TRY IT: Below are some records; copy each line in them that contains "style".

DATA RECORDS:
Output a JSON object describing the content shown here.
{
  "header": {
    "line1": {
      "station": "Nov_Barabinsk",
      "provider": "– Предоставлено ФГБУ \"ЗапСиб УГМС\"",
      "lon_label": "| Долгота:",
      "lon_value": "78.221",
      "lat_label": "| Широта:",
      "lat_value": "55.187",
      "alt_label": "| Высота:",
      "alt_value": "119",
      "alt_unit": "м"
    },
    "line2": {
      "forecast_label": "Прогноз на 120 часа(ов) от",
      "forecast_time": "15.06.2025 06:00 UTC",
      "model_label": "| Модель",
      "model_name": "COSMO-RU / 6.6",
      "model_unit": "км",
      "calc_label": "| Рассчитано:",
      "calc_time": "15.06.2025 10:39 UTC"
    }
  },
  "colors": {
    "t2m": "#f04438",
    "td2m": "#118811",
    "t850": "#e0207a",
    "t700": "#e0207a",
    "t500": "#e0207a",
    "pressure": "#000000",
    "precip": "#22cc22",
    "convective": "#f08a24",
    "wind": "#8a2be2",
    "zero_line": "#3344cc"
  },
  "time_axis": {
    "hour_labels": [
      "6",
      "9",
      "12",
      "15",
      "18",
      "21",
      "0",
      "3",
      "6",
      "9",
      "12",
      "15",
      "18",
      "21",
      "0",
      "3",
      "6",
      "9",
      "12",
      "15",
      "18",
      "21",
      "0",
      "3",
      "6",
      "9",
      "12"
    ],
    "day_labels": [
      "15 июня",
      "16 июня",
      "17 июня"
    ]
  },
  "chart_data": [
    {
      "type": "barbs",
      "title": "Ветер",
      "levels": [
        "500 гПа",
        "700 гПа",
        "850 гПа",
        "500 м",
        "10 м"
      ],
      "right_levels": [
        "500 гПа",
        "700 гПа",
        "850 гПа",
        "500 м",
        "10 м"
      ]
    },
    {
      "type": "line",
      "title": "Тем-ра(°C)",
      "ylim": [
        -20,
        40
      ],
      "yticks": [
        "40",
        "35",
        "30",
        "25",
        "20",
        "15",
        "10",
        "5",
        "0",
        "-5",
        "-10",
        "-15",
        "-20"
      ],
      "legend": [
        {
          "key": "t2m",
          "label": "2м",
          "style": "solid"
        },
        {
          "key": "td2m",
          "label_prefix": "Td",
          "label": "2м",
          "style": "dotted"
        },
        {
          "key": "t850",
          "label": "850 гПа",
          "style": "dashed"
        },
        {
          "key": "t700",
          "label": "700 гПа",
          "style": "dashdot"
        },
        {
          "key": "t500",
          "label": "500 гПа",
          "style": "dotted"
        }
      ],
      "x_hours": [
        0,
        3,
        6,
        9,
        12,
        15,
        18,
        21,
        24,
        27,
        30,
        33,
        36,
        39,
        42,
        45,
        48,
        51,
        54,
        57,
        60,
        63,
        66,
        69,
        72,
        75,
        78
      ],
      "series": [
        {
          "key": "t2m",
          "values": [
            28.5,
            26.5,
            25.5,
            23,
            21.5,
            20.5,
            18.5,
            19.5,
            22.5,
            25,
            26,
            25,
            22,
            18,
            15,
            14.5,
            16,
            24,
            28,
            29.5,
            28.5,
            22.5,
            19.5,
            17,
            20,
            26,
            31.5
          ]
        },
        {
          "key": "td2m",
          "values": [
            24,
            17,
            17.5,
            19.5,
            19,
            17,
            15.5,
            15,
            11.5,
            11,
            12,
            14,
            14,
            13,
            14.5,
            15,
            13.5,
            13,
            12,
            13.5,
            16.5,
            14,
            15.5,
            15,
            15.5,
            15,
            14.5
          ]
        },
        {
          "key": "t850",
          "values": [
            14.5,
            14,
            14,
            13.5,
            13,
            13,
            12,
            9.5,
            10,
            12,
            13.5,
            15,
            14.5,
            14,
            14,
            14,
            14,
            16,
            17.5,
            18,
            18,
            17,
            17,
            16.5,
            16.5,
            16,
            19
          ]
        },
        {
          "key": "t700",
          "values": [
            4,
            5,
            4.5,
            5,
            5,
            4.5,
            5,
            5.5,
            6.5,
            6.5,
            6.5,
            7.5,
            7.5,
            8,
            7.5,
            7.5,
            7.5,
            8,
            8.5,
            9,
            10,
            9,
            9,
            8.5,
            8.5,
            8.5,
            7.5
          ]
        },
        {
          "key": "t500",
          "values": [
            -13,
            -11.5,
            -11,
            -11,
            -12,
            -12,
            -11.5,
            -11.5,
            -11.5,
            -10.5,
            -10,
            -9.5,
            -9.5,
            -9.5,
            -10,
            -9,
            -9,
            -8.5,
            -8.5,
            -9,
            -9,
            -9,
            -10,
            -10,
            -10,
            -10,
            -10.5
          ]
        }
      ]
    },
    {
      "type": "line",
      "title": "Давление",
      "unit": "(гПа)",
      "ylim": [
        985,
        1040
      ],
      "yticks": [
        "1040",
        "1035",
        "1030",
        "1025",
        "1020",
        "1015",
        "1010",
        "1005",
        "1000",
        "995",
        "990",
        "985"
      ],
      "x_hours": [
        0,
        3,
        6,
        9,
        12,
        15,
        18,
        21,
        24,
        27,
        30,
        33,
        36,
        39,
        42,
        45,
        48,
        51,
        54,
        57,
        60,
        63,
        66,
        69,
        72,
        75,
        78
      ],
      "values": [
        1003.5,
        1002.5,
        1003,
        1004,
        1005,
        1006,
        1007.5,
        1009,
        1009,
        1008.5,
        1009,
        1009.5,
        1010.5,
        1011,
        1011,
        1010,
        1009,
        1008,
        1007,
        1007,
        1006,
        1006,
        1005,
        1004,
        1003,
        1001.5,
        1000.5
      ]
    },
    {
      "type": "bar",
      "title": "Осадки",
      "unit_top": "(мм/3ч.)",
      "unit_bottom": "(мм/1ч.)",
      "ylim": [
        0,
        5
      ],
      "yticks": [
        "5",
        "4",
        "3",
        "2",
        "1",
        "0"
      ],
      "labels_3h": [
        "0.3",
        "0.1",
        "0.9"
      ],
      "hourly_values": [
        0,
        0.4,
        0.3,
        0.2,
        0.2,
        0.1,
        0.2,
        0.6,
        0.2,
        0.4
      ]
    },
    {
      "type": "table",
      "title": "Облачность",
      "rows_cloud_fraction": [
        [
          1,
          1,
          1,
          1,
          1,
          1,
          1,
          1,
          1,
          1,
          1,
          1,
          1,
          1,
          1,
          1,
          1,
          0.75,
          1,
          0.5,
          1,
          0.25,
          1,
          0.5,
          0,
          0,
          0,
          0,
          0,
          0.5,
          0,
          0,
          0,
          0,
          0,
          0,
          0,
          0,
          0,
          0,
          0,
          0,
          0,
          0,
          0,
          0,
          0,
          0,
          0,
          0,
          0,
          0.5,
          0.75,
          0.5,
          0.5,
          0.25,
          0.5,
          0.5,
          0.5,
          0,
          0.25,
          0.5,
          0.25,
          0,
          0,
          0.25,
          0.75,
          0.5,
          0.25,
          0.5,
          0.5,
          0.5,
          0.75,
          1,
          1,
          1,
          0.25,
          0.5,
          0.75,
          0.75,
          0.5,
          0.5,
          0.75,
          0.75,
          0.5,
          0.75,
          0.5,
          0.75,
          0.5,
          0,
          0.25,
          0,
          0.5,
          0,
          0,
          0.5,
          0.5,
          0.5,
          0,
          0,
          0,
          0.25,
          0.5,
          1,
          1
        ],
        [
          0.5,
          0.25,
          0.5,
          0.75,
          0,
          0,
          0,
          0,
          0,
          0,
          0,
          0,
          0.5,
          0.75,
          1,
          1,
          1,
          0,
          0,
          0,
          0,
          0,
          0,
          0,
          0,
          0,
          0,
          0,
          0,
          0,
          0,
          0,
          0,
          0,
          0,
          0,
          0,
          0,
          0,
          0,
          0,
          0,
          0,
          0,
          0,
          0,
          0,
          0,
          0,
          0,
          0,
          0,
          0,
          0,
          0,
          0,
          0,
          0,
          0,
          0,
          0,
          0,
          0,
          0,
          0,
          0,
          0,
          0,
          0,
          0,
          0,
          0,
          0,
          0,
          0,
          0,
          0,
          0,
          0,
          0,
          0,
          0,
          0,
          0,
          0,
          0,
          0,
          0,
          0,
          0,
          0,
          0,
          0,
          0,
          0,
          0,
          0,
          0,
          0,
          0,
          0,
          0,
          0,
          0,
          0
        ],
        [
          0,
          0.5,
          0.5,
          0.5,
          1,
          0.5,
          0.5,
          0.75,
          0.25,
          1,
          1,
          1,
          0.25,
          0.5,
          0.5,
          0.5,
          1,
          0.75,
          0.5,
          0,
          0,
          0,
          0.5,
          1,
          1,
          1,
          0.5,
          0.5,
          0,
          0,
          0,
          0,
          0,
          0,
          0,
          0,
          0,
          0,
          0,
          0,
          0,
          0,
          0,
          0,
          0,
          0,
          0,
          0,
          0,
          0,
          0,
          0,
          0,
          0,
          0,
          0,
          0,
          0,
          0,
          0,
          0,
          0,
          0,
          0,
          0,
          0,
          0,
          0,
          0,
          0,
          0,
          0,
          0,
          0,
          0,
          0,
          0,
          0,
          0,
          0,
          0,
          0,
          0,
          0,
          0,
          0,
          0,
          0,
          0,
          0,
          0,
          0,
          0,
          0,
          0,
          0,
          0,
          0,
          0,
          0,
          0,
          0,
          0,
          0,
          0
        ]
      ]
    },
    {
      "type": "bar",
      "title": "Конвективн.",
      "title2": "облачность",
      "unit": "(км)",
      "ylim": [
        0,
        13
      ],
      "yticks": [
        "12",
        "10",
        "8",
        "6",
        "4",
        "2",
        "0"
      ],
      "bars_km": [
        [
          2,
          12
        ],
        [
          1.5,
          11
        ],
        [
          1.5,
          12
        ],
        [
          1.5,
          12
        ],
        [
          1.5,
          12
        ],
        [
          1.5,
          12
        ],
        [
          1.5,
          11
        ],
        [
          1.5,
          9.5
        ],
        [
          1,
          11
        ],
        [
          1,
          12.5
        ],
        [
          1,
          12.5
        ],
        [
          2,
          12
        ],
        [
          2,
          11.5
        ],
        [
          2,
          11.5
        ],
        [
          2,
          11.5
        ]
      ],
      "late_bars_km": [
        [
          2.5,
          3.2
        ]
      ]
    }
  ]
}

PROBLEM SOLUTION:
          "style": "solid"
          "style": "dotted"
          "style": "dashed"
          "style": "dashdot"
          "style": "dotted"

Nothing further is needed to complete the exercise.